Since we're on the subject of streaming vs. traditional TV, here are some n=1 observations.
Even in the case of free (or, more generally, no marginal cost) programming, I'll wager we've all felt cheated after watching a disappointing show. "There's an hour I'll never get back" sums the feeling up nicely. Therefore, part of getting potential viewers to sample a show is creating a low perceived viewing cost and risk of wasted time.
Here's where the n=1 comes in. I've noticed when I channel surf or I realize that a favorite show is about to start, I tend to underestimate the commitment associated with checking it out while simultaneously overestimating the scarcity. Since I don't know when my next chance to see it will be, I'll just watch until Columbo comes in or the Magnificent Seven talk to the old man or Ray Liota takes Lorraine Bracco to the Copa. Invariably, though, when those moments pass, I keep watching.
From a marketing standpoint, the combination of low perceived cost and scarcity is extraordinarily powerful (check out any marketing psychology book for examples), By comparison, when I sit down to watch something on-demand there's no sense of scarcity, I'm more aware of opportunity costs and, for some reason, I feel more like I'm making a commitment to watch the whole show -- opening credits to closing credits.
What a Hulu or a Netflix does have is a selling point often inversely related to scarcity, convenience. "Watch what you want to watch it." The key piece there is "what you want to watch." Once you've made your selection, convenience becomes a big plus.
It is often useful to think of marketing as three stages of persuasion:
1. Convince customers they want a product;
2. Convince them they want to buy it from you;
3. Convince them they want it now.
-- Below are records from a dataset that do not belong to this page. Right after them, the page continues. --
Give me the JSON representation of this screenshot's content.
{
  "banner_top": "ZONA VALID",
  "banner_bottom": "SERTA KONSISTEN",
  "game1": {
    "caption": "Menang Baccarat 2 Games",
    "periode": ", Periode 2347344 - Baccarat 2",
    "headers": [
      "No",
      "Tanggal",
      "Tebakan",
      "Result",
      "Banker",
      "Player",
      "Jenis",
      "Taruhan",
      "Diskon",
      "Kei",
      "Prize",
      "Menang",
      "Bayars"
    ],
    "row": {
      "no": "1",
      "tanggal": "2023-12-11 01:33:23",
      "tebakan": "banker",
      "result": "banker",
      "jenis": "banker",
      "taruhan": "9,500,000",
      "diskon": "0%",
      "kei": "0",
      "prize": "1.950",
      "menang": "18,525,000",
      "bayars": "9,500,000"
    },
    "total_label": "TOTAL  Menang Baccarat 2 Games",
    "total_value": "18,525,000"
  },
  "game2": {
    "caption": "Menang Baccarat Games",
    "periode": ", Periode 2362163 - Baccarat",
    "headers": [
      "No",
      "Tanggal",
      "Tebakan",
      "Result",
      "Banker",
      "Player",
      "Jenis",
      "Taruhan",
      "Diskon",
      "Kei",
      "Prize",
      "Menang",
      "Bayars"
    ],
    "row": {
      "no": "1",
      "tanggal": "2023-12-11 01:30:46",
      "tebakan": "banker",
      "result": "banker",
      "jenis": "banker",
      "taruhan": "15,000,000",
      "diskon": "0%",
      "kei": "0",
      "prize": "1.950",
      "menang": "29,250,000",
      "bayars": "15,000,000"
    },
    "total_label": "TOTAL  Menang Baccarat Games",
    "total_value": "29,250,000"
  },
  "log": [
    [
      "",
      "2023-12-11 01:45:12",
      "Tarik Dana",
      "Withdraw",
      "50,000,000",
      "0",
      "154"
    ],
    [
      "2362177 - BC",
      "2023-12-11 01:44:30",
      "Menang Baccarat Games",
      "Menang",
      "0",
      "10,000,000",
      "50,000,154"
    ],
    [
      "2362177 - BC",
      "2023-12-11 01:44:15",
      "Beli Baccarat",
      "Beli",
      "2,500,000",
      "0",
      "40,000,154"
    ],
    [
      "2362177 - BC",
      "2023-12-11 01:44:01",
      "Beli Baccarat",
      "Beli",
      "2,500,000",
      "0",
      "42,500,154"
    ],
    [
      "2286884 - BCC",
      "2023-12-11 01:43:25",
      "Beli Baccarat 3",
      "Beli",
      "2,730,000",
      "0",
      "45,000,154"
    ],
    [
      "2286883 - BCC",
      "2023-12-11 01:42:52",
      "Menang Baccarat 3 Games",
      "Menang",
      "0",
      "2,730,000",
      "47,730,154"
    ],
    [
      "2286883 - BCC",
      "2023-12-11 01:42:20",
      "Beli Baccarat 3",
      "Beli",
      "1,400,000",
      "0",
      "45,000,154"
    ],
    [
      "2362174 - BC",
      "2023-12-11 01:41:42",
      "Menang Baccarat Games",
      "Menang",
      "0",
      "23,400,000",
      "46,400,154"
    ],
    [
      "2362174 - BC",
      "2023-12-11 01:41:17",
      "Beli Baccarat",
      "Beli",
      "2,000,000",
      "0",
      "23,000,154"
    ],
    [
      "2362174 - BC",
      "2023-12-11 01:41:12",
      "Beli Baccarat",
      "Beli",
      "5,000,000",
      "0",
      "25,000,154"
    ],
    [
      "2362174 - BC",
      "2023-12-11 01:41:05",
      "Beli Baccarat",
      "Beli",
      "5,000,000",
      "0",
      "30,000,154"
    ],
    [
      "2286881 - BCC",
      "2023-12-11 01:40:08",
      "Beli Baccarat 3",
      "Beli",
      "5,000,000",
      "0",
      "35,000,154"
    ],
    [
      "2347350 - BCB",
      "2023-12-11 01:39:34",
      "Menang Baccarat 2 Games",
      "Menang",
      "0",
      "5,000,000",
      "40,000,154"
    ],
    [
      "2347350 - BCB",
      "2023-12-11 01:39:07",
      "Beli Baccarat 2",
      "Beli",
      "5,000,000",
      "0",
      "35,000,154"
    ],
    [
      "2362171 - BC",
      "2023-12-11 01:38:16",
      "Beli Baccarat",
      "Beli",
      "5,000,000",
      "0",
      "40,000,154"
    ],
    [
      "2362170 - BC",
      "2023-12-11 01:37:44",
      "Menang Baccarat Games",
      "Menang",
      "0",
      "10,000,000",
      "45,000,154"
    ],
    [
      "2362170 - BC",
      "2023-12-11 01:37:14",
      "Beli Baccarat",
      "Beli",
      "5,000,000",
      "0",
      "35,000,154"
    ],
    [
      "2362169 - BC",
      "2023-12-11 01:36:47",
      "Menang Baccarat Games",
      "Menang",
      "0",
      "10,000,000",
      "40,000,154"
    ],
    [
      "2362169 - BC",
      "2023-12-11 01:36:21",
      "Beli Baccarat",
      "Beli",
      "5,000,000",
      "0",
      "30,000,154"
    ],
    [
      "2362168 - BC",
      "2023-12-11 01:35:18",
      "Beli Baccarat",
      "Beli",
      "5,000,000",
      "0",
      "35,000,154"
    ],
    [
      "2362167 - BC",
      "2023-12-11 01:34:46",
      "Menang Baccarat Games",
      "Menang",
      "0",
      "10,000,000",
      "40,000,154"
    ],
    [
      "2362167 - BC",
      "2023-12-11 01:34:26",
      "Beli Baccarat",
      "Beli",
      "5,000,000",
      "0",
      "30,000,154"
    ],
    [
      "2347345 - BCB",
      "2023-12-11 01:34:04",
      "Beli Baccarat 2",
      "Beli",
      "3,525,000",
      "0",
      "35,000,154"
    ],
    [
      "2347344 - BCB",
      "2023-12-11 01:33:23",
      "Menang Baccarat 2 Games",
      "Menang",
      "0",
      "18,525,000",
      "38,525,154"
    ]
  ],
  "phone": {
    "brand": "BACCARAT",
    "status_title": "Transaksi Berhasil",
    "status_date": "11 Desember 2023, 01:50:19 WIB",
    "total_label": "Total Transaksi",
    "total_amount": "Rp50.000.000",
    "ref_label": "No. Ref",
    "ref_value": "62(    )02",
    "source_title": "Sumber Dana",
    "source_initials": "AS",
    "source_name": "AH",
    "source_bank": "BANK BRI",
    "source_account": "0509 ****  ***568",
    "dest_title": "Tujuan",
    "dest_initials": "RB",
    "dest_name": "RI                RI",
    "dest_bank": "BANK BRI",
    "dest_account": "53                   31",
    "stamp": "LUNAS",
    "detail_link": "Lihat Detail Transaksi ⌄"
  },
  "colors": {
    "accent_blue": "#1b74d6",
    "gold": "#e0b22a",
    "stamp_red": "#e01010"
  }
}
Recommendation algorithms do a good job with the third and, if you're seeing the recommendation, the second probably isn't a problem. I do not, however, see them doing a good job with the first, at least not without a great deal of help.